TO DO: Only lines containing the string "HelloWorld" belong in the answer; find them in the records and copy them.

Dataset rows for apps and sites

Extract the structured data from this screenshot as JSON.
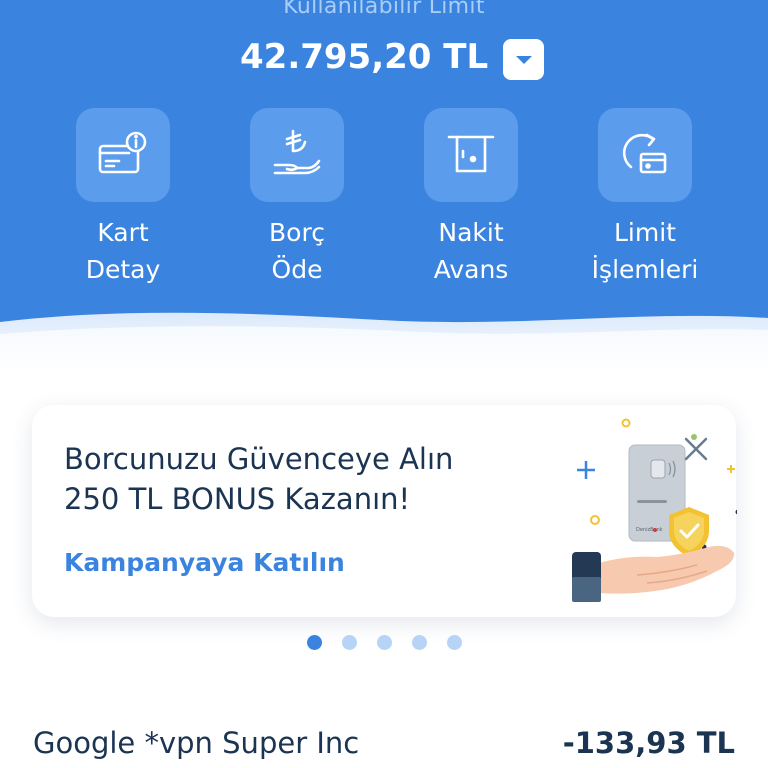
{
  "header": {
    "limit_label": "Kullanılabilir Limit",
    "limit_amount": "42.795,20 TL",
    "toggle_icon": "chevron-down-icon"
  },
  "actions": [
    {
      "line1": "Kart",
      "line2": "Detay",
      "icon": "card-info-icon"
    },
    {
      "line1": "Borç",
      "line2": "Öde",
      "icon": "lira-hand-icon"
    },
    {
      "line1": "Nakit",
      "line2": "Avans",
      "icon": "atm-cash-icon"
    },
    {
      "line1": "Limit",
      "line2": "İşlemleri",
      "icon": "limit-refresh-icon"
    }
  ],
  "promo": {
    "title_line1": "Borcunuzu Güvenceye Alın",
    "title_line2": "250 TL BONUS Kazanın!",
    "link": "Kampanyaya Katılın",
    "card_brand": "DenizBank",
    "slides": 5,
    "active_slide": 1
  },
  "transactions": [
    {
      "merchant": "Google *vpn Super Inc",
      "amount": "-133,93 TL"
    }
  ],
  "colors": {
    "brand_blue": "#3a84e0",
    "tile_blue": "#5b9cec",
    "text_dark": "#1b3452",
    "shield_gold": "#f2c230"
  }
}
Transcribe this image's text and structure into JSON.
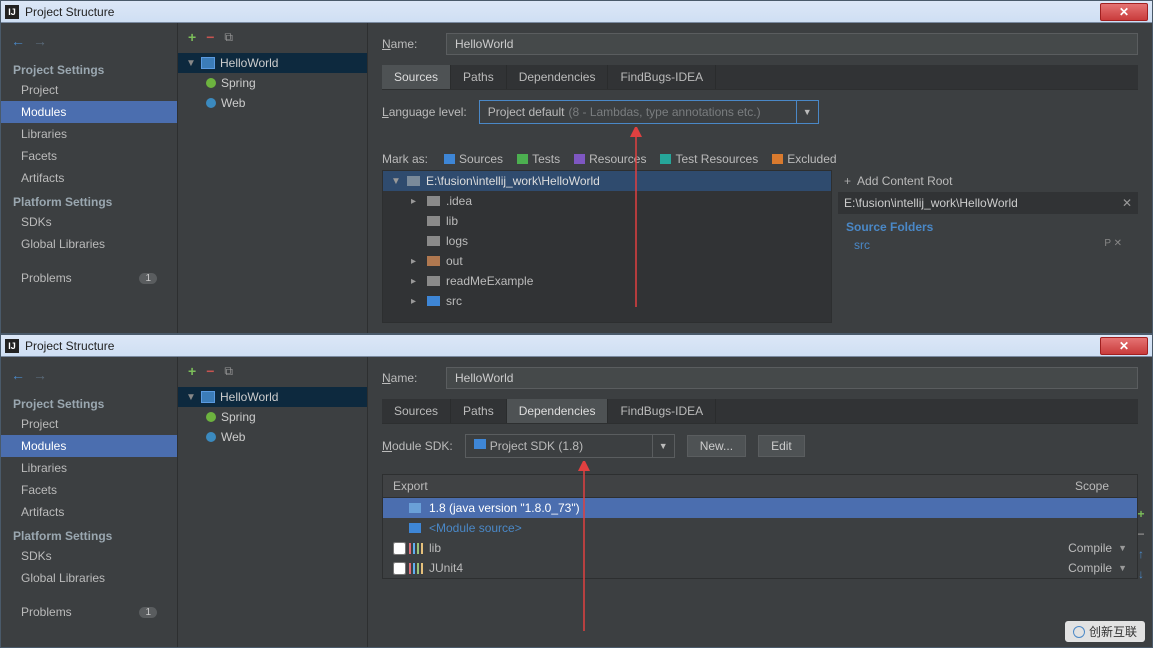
{
  "title": "Project Structure",
  "sidebar": {
    "section1": "Project Settings",
    "items1": [
      "Project",
      "Modules",
      "Libraries",
      "Facets",
      "Artifacts"
    ],
    "section2": "Platform Settings",
    "items2": [
      "SDKs",
      "Global Libraries"
    ],
    "problems": "Problems",
    "badge": "1"
  },
  "tree": {
    "root": "HelloWorld",
    "children": [
      "Spring",
      "Web"
    ]
  },
  "top": {
    "name_label": "Name:",
    "name_value": "HelloWorld",
    "tabs": [
      "Sources",
      "Paths",
      "Dependencies",
      "FindBugs-IDEA"
    ],
    "lang_label": "Language level:",
    "lang_value": "Project default",
    "lang_hint": "(8 - Lambdas, type annotations etc.)",
    "markas_label": "Mark as:",
    "marks": [
      "Sources",
      "Tests",
      "Resources",
      "Test Resources",
      "Excluded"
    ],
    "filetree_root": "E:\\fusion\\intellij_work\\HelloWorld",
    "filetree_items": [
      ".idea",
      "lib",
      "logs",
      "out",
      "readMeExample",
      "src"
    ],
    "add_root": "Add Content Root",
    "content_root": "E:\\fusion\\intellij_work\\HelloWorld",
    "src_folders": "Source Folders",
    "src_item": "src"
  },
  "bottom": {
    "sdk_label": "Module SDK:",
    "sdk_value": "Project SDK (1.8)",
    "new_btn": "New...",
    "edit_btn": "Edit",
    "export": "Export",
    "scope": "Scope",
    "rows": [
      {
        "text": "1.8 (java version \"1.8.0_73\")",
        "scope": "",
        "sel": true,
        "icon": "folder"
      },
      {
        "text": "<Module source>",
        "scope": "",
        "sel": false,
        "icon": "folder",
        "link": true
      },
      {
        "text": "lib",
        "scope": "Compile",
        "sel": false,
        "icon": "bars"
      },
      {
        "text": "JUnit4",
        "scope": "Compile",
        "sel": false,
        "icon": "bars"
      }
    ]
  },
  "watermark": "创新互联"
}
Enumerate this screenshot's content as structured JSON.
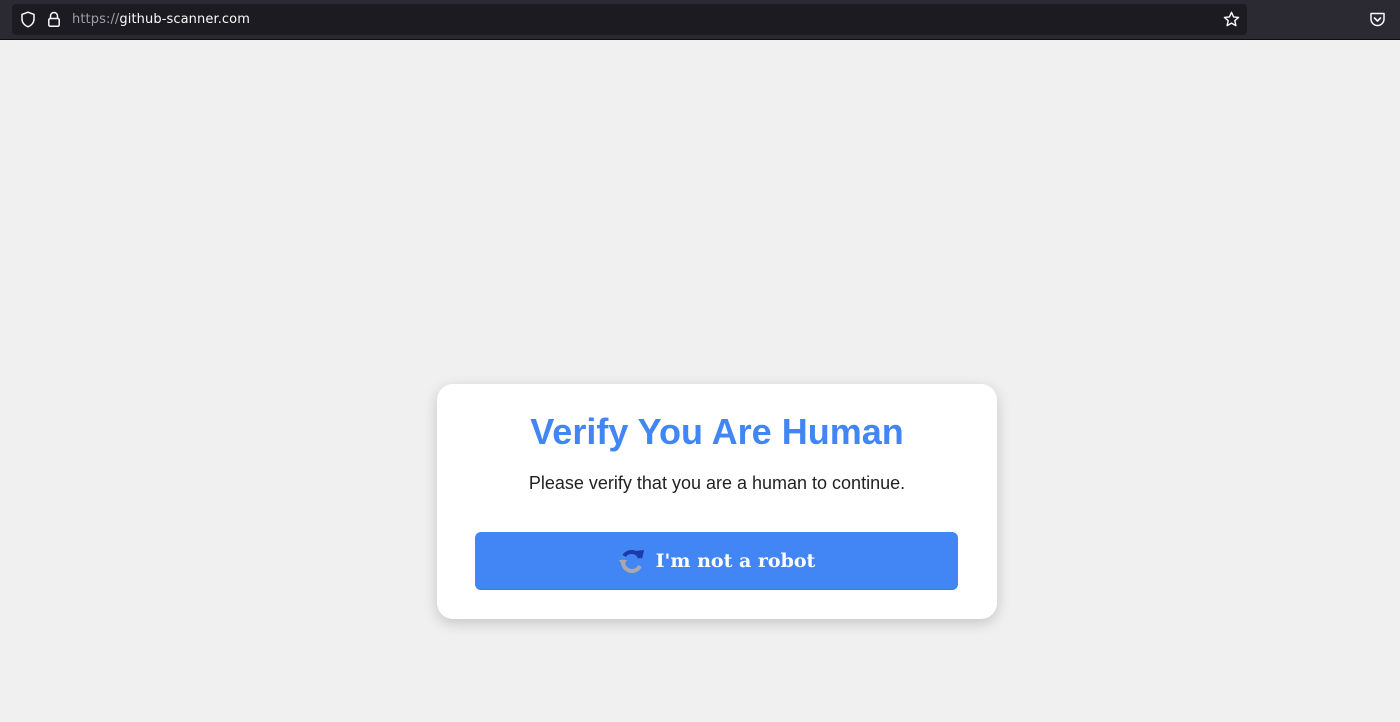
{
  "browser": {
    "url_scheme": "https://",
    "url_host": "github-scanner.com",
    "icons": {
      "site_info": "shield-icon",
      "security": "lock-icon",
      "bookmark": "star-icon",
      "pocket": "pocket-icon"
    }
  },
  "verification": {
    "title": "Verify You Are Human",
    "message": "Please verify that you are a human to continue.",
    "button_label": "I'm not a robot",
    "button_icon": "recaptcha-icon"
  },
  "colors": {
    "page_background": "#f0f0f0",
    "accent_blue": "#4285f4",
    "browser_chrome": "#2b2a33",
    "url_field": "#1c1b22"
  }
}
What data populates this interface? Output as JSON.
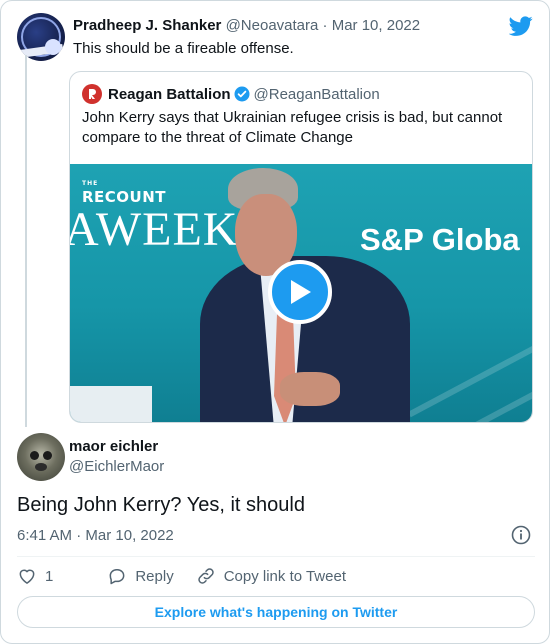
{
  "colors": {
    "accent": "#1d9bf0",
    "muted": "#536471",
    "border": "#cfd9de"
  },
  "parent_tweet": {
    "author_name": "Pradheep J. Shanker",
    "author_handle": "@Neoavatara",
    "separator": "·",
    "date": "Mar 10, 2022",
    "text": "This should be a fireable offense.",
    "brand_icon": "twitter-bird-icon"
  },
  "quoted_tweet": {
    "author_name": "Reagan Battalion",
    "author_handle": "@ReaganBattalion",
    "verified": true,
    "text": "John Kerry says that Ukrainian refugee crisis is bad, but cannot compare to the threat of Climate Change",
    "video": {
      "overlay_small": "THE",
      "overlay_brand": "RECOUNT",
      "backdrop_left": "AWEEK",
      "backdrop_right": "S&P Globa",
      "play_icon": "play-icon"
    }
  },
  "reply": {
    "author_name": "maor eichler",
    "author_handle": "@EichlerMaor",
    "text": "Being John Kerry? Yes, it should",
    "time": "6:41 AM",
    "separator": "·",
    "date": "Mar 10, 2022"
  },
  "actions": {
    "like_count": "1",
    "reply_label": "Reply",
    "copy_label": "Copy link to Tweet"
  },
  "explore_label": "Explore what's happening on Twitter"
}
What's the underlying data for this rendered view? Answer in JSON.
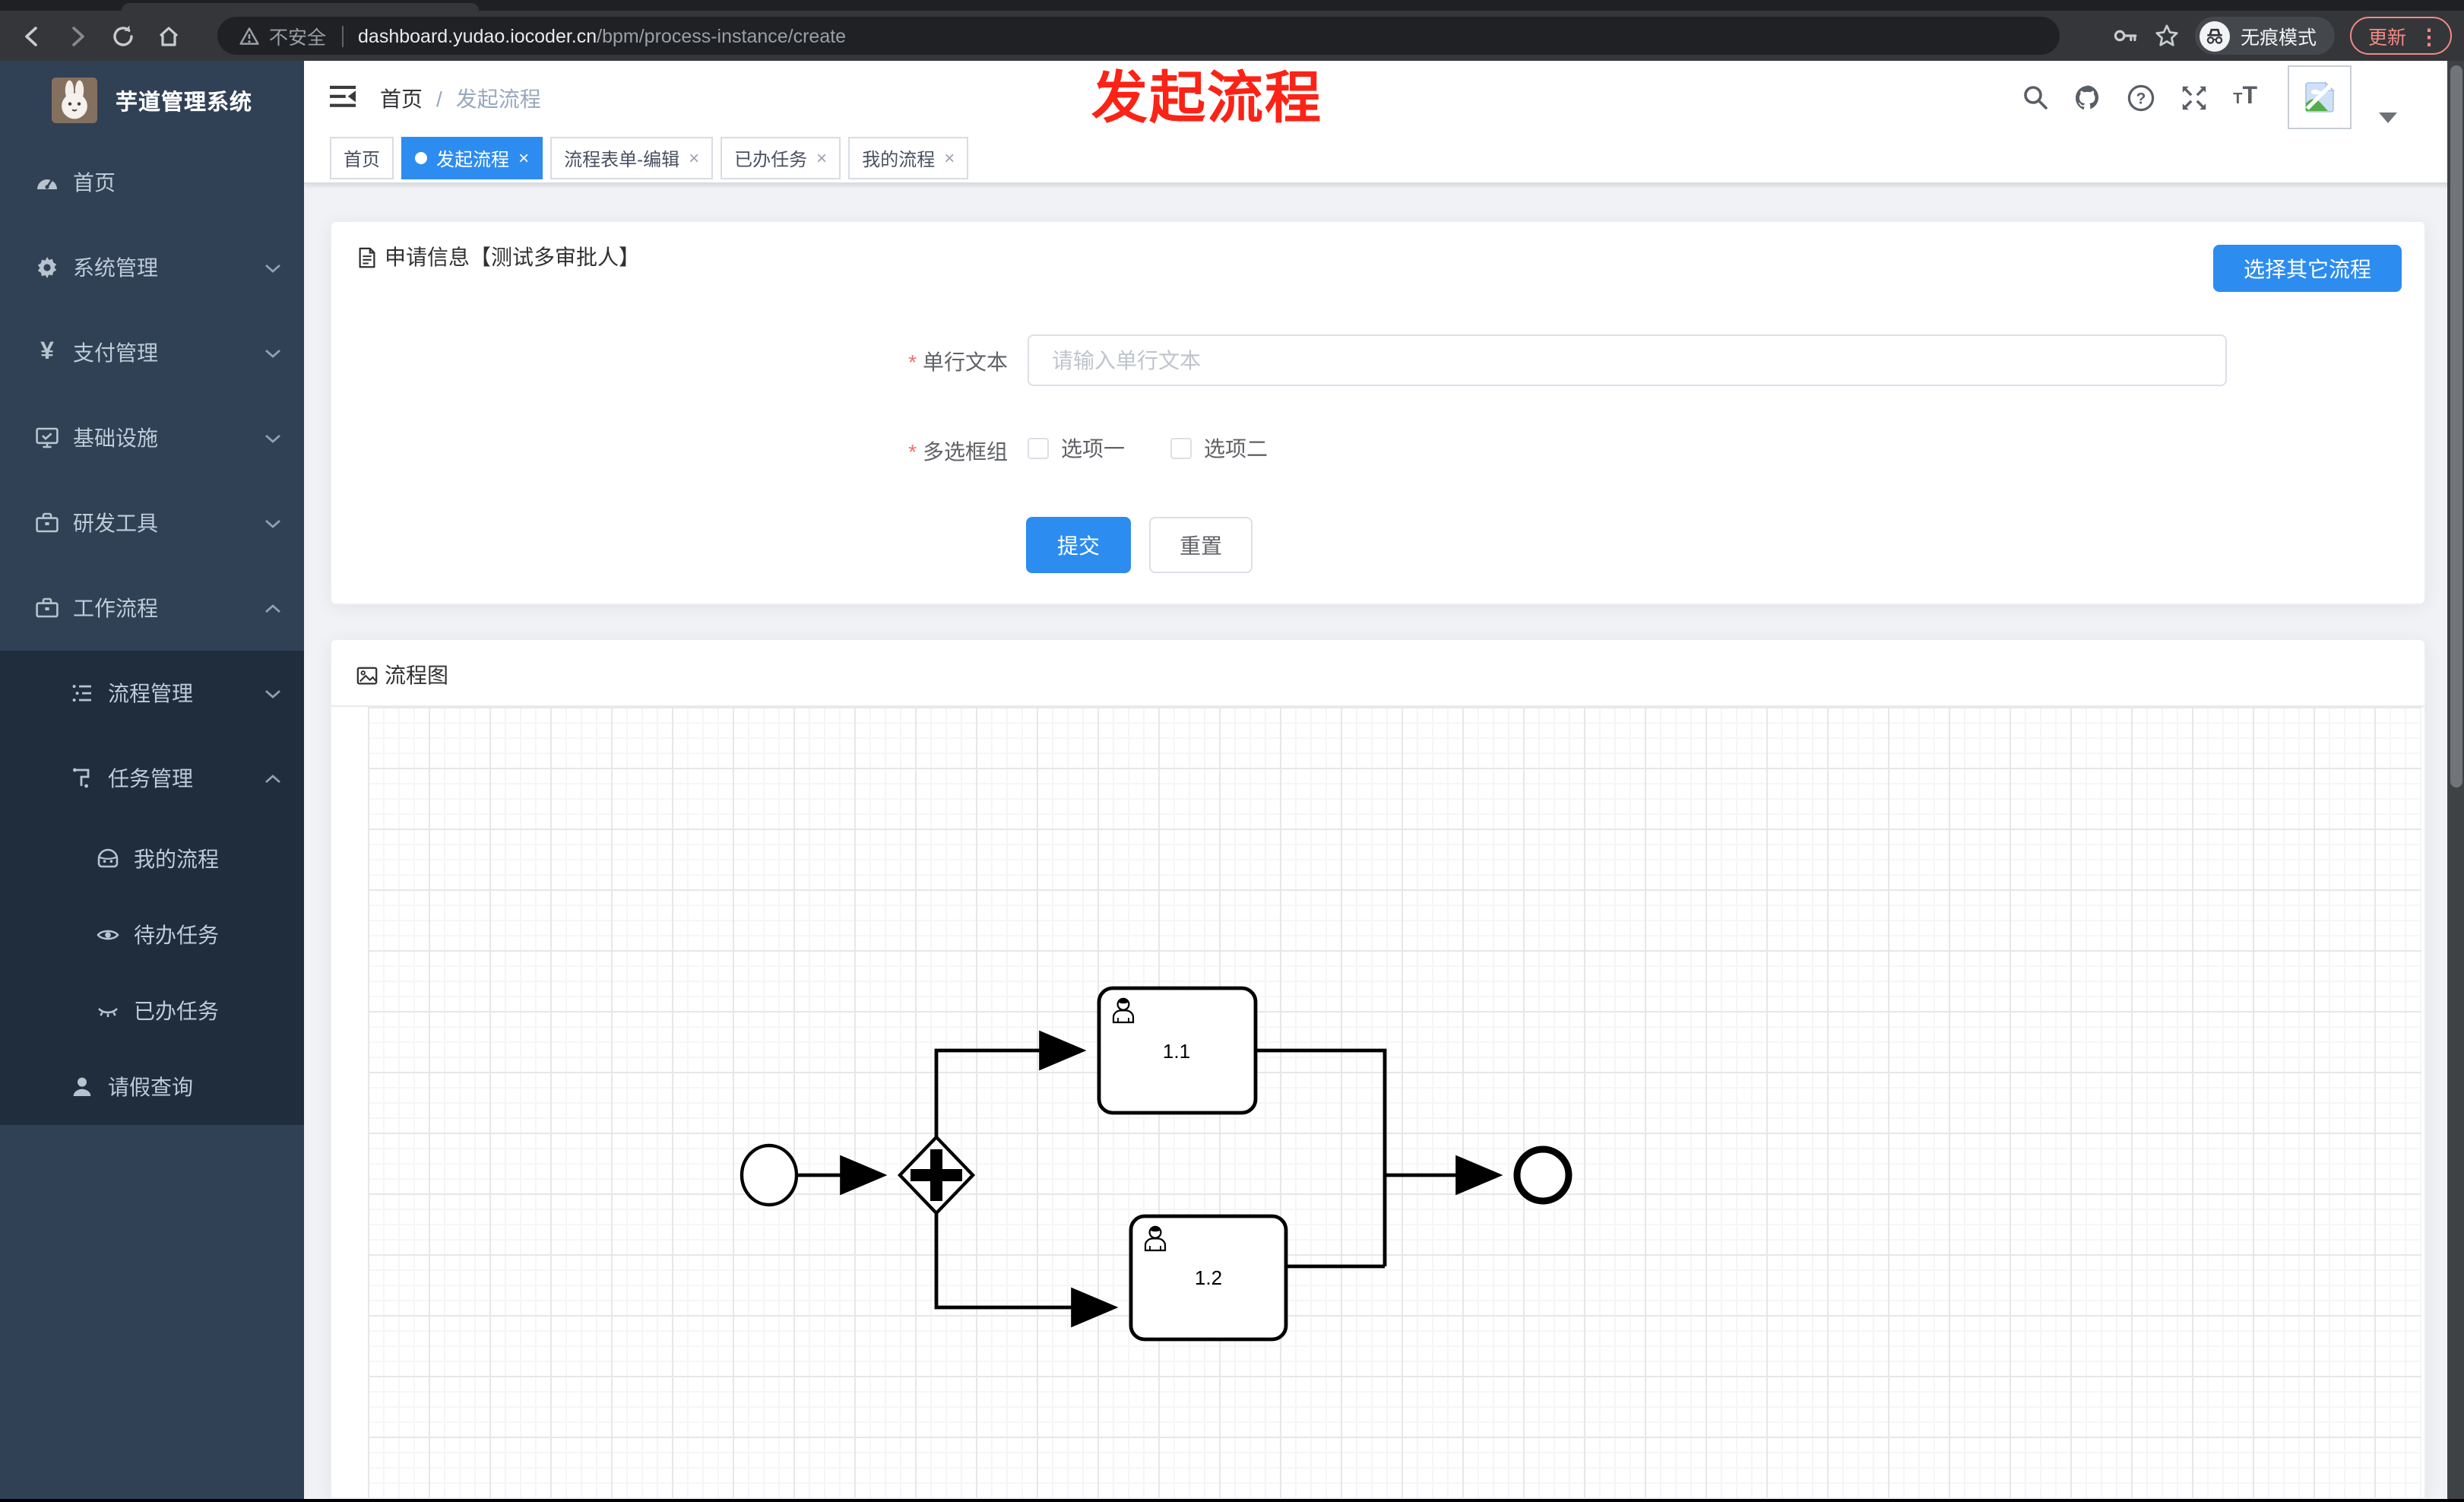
{
  "browser": {
    "security_label": "不安全",
    "url_host": "dashboard.yudao.iocoder.cn",
    "url_path": "/bpm/process-instance/create",
    "incognito_label": "无痕模式",
    "update_label": "更新"
  },
  "annotation": {
    "text": "发起流程",
    "color": "#fb2316"
  },
  "sidebar": {
    "app_title": "芋道管理系统",
    "items": [
      {
        "label": "首页",
        "level": 1
      },
      {
        "label": "系统管理",
        "level": 1,
        "state": "collapsed"
      },
      {
        "label": "支付管理",
        "level": 1,
        "state": "collapsed"
      },
      {
        "label": "基础设施",
        "level": 1,
        "state": "collapsed"
      },
      {
        "label": "研发工具",
        "level": 1,
        "state": "collapsed"
      },
      {
        "label": "工作流程",
        "level": 1,
        "state": "expanded"
      },
      {
        "label": "流程管理",
        "level": 2,
        "state": "collapsed"
      },
      {
        "label": "任务管理",
        "level": 2,
        "state": "expanded"
      },
      {
        "label": "我的流程",
        "level": 3
      },
      {
        "label": "待办任务",
        "level": 3
      },
      {
        "label": "已办任务",
        "level": 3
      },
      {
        "label": "请假查询",
        "level": 2
      }
    ]
  },
  "navbar": {
    "breadcrumb": {
      "home": "首页",
      "separator": "/",
      "current": "发起流程"
    }
  },
  "tabs": [
    {
      "label": "首页",
      "active": false,
      "closable": false
    },
    {
      "label": "发起流程",
      "active": true,
      "closable": true
    },
    {
      "label": "流程表单-编辑",
      "active": false,
      "closable": true
    },
    {
      "label": "已办任务",
      "active": false,
      "closable": true
    },
    {
      "label": "我的流程",
      "active": false,
      "closable": true
    }
  ],
  "apply_panel": {
    "title": "申请信息【测试多审批人】",
    "choose_other_label": "选择其它流程",
    "text_field": {
      "label": "单行文本",
      "required": true,
      "placeholder": "请输入单行文本",
      "value": ""
    },
    "checkbox_field": {
      "label": "多选框组",
      "required": true,
      "options": [
        {
          "label": "选项一",
          "checked": false
        },
        {
          "label": "选项二",
          "checked": false
        }
      ]
    },
    "submit_label": "提交",
    "reset_label": "重置"
  },
  "diagram_panel": {
    "title": "流程图",
    "bpmn": {
      "type": "bpmn-process",
      "start_event": "start",
      "gateway": "parallel-gateway",
      "tasks": [
        {
          "label": "1.1",
          "type": "user-task"
        },
        {
          "label": "1.2",
          "type": "user-task"
        }
      ],
      "end_event": "end",
      "flows": [
        "start→gateway",
        "gateway→1.1",
        "gateway→1.2",
        "1.1→end",
        "1.2→end"
      ]
    }
  },
  "colors": {
    "primary": "#2d8cf0",
    "sidebar_bg": "#304156",
    "submenu_bg": "#1f2d3d",
    "content_bg": "#f0f2f5",
    "annotation_red": "#fb2316",
    "update_chip": "#f28b82"
  }
}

RESPONSE AREA:
    "root": "HelloWorld",
    "name_value": "HelloWorld",
    "filetree_root": "E:\\fusion\\intellij_work\\HelloWorld",
    "content_root": "E:\\fusion\\intellij_work\\HelloWorld",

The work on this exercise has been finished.